The average human life span is clearly on the increase, with the United Nations predicting there will be 3.7 million people over 100 (centenarians) by the year 2050. Many developed countries are reporting more supercentenarians every year, they being people over the age of 110. Since 1900 the average human life expectancy has risen from 31 years to 72 years, more than a twofold increase. The oldest of all is in Japan – Kane Tanaka at 117 years old. Japan is a standout country for supercentenarians, having well over 100 of them. Given the increasing average life expectancy over the last century, and the development of life saving and life prolonging technology, is there truly a finite upper limit on how long a human can live? There are some who claim that there are people alive today who could reach the age of…Click for complete article.
Tesla’s taken a bit of spanking this week in 10% volatile up/down market. Maybe it was the $5 bln cheeky stock sale, or long-term holder Baillie Gifford taking profits? Does that mean it’s now a “buy”? If you think so – shouldn’t you have gone back to school this week? Its a bubble stock and at some point (I suspect sooner than later): the lower Tesla goes, the lower Tesla will go…
Meanwhile… back in the real world…
Let me start by saying I’m not a Japan expert – just an observer. As Prime Minister Shinzo Abe fades into retirement, I wonder if the Japanese economy might provide some insights into what’s in store for Europe and the US?
Recently, a number of analysts have described Japan as a warning from history. Its an interesting perspective – but I suspect a somewhat flawed one. Japan has problems – Europe’s are likely to prove much worse.
The perception is Japan’s decades of lost growth since 1991 – despite negative real interest rates and the longest sustained period of monetary experimentation in the form of QE -highlights that artificially low rates and too much debt will repress economic growth.
Lessons from Japan

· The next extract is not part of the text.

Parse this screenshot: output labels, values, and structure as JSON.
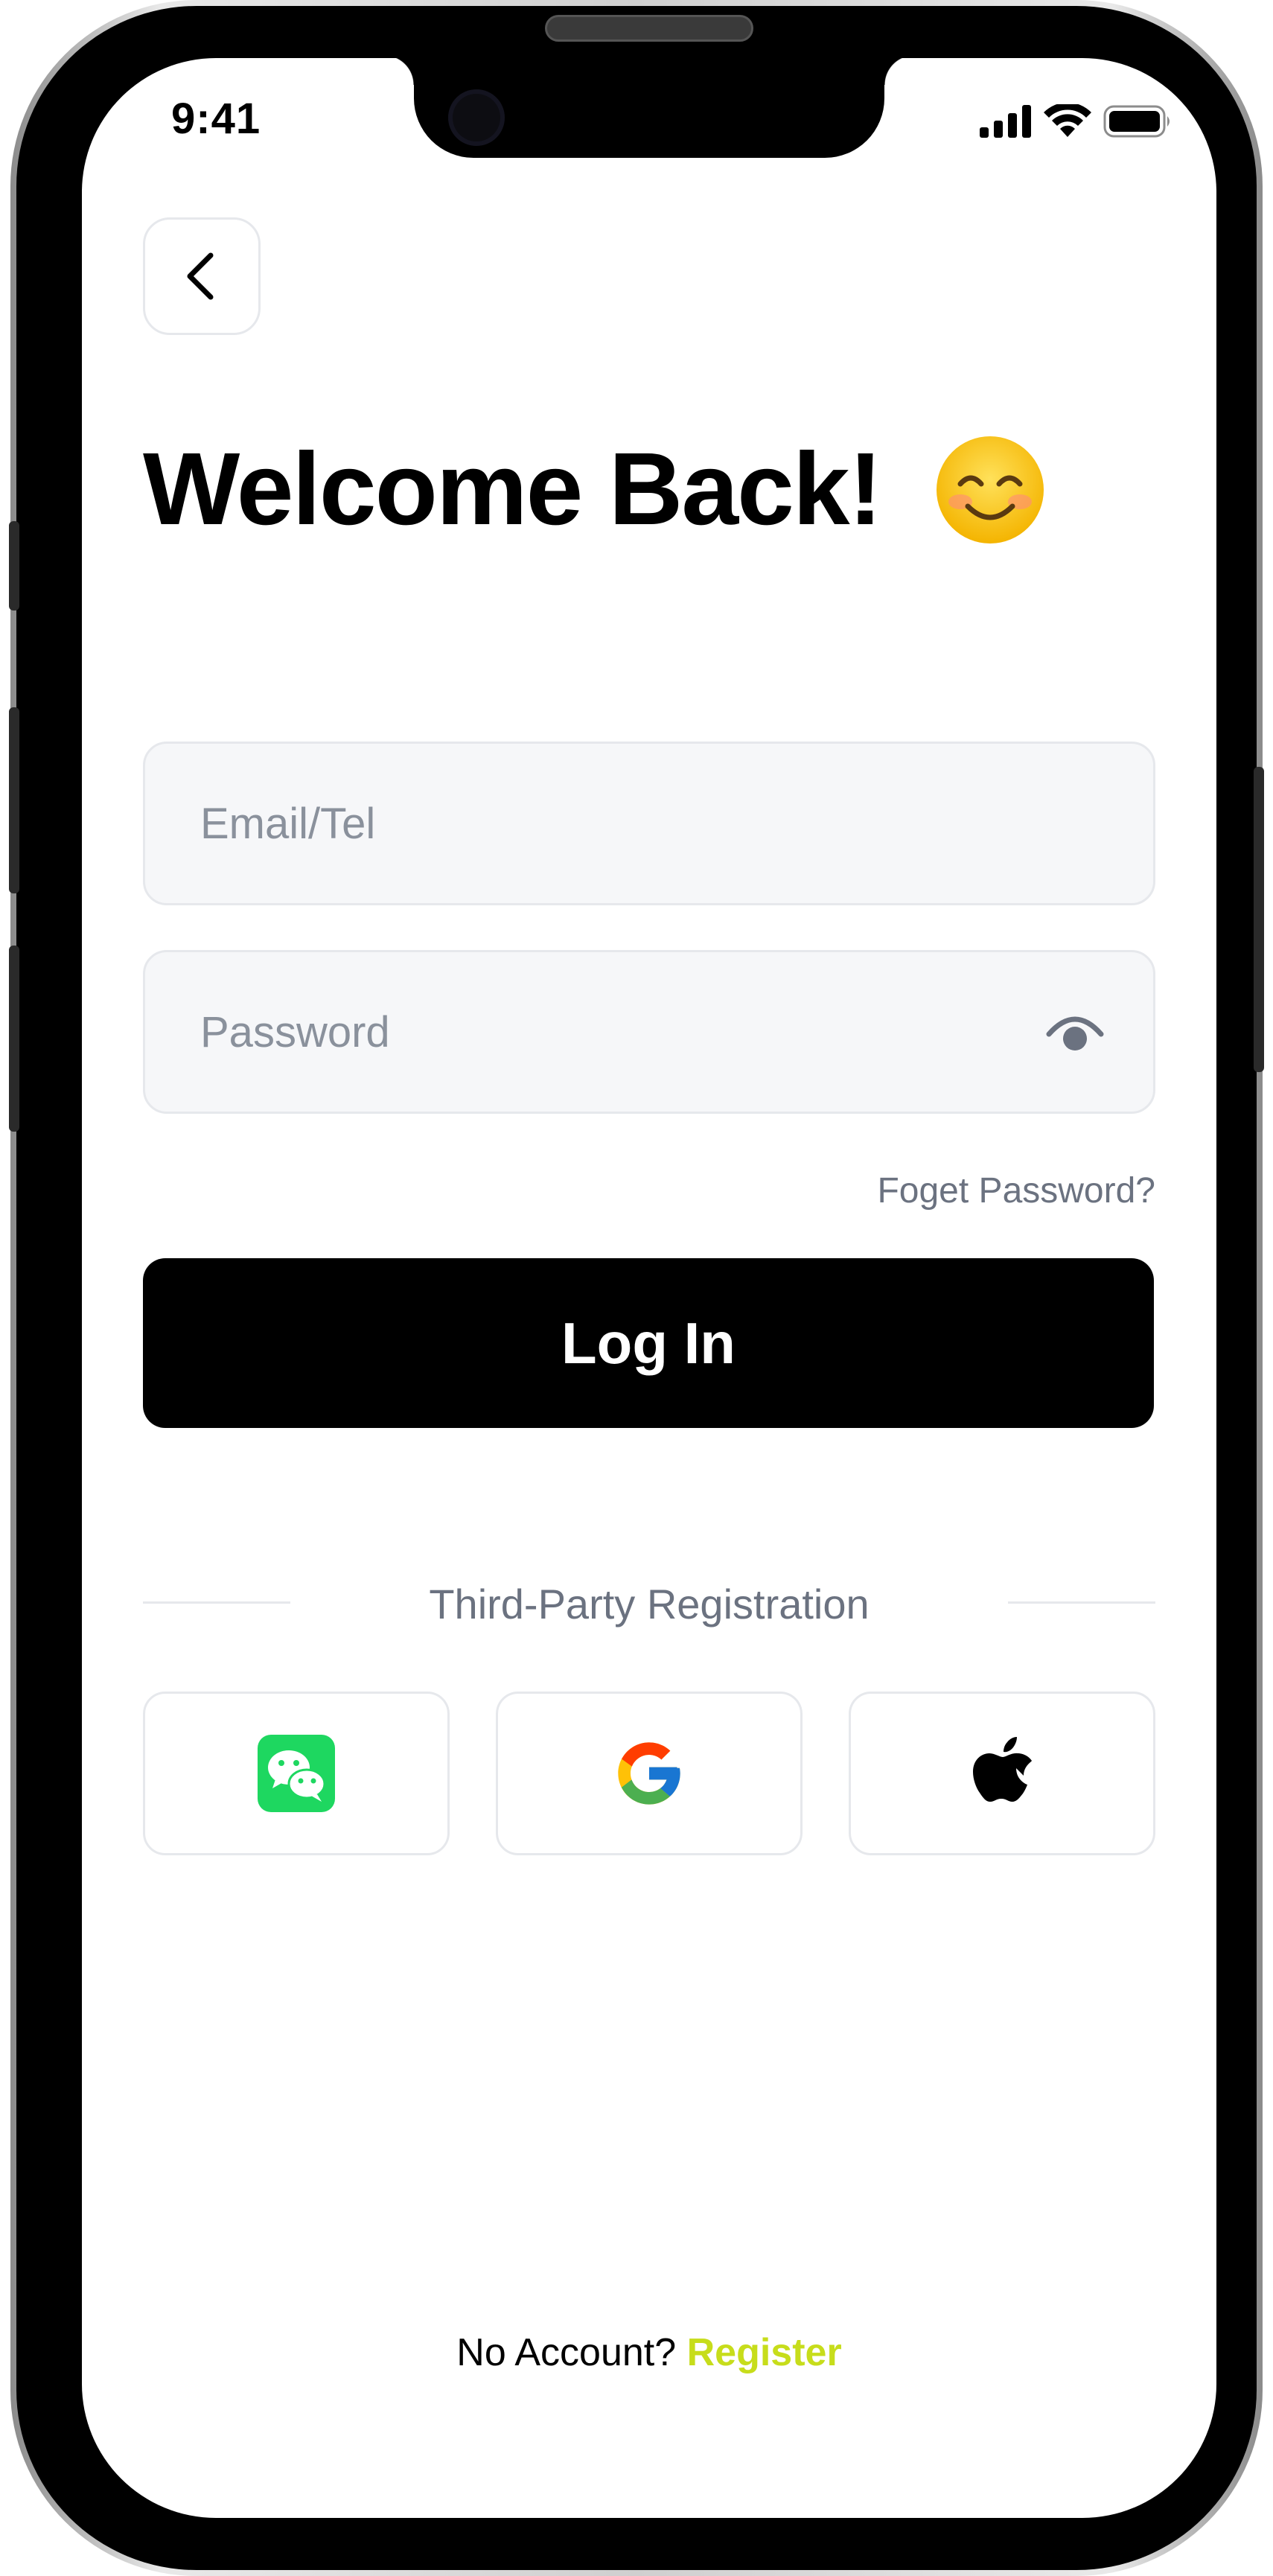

A bubble market is one where the “whatever-you-want-to-believe” forces overcome well-grounded common sense, causing story stocks to head off on ballistic parabolas. (The clue to how it usually ends is in the words ballistic and parabola.) Even the few stocks that reach escape velocity and go into orbit – eventually see that orbit decay. That decays is due to the gravitational forces called obsolescence and competition. Practically no stock ever remains in the top 10 for more than a decade or two. Creative destruction ensures new firms are constantly emerging to meet consumer demand.
At some point even Apple will just be (once more), something that falls from a tree – although it does look like pent-up lockdown frustrations mean the new iPhone (perhaps later this month) will become the most eagerly desired product in consumer history!
Some story stocks get a boost from events. The current market darling is Zoom – profits up by 3300% on the back of the pandemic. It’s achieved the remarkable accolade of becoming the verb for video-meetings – which gives it an incredible leg-up versus its many rival video-conferencing apps. Zoom was a cottage industry a year ago – making a $5mm profit. It made $186 mm in the last 3 months – and, yes, $186mm might seem a little insignificant to justify a $125 bln market cap – but relax… its Zoom. It’s so now… But I don’t know what it will be worth tomorrow.
We live in interesting, though not unprecedented, times. The Roaring 1920s could be a precedent for the Roaring 2020s.
The good news is that the bad news during the previous precedent was followed by the Roaring 20s. So far, the 2020s has started with the pandemic, but there are plenty of years left for the prosperous 1920s to become a precedent for the current decade.
The 1920s ended with a stock-market melt-up followed by a meltdown. The 2020s may already be seeing a melt-up, begun on March 23.”
1920 also marked the end of a 20-years of economic destruction. A series of events rocked the turn of the 20th century, which deeply suppressed financial markets. ((Imagine 20-years with negative total real returns.)
- Panic of 1907
- Recession in 1910-1911
- Recession in 1913-1914
- World War I ran from 1914-1918
- Economic Depression in 1920-1921
The Governor of Maine has ordered restaurant staff to wear anti-COVID visors upside down so they resemble dog cones in order to direct breath upwards.
Governor Janet Mills’ decree states that “front-of-house staff in restaurants who choose to wear face shields must now wear them upside down so that they are attached at the collar instead of the forehead, so that their breath is directed up, not down,” reports Maine Public Radio.
Given that air conditioning units can facilitate the spread of coronavirus, Mills’ order looks like another ridiculous and pointless measure.
“As a symbol of submission, forcing us to obliterate our individuality by wearing masks was not explicit enough,” writes Dave Blount. “So they pushed the envelope even further. No one can miss the significance of making people wear dog cones.”
Last week, the CDC announced that masks with valves, which millions of people around the world have been wearing for months, do “not prevent the person wearing the mask from transmitting COVID-19 to others.”
As we highlighted earlier, Sweden’s top expert on the coronavirus, Anders Tengell, warned that encouraging people to wear face masks is “very dangerous” because it gives a false sense of security but does not effectively stem the spread of the virus.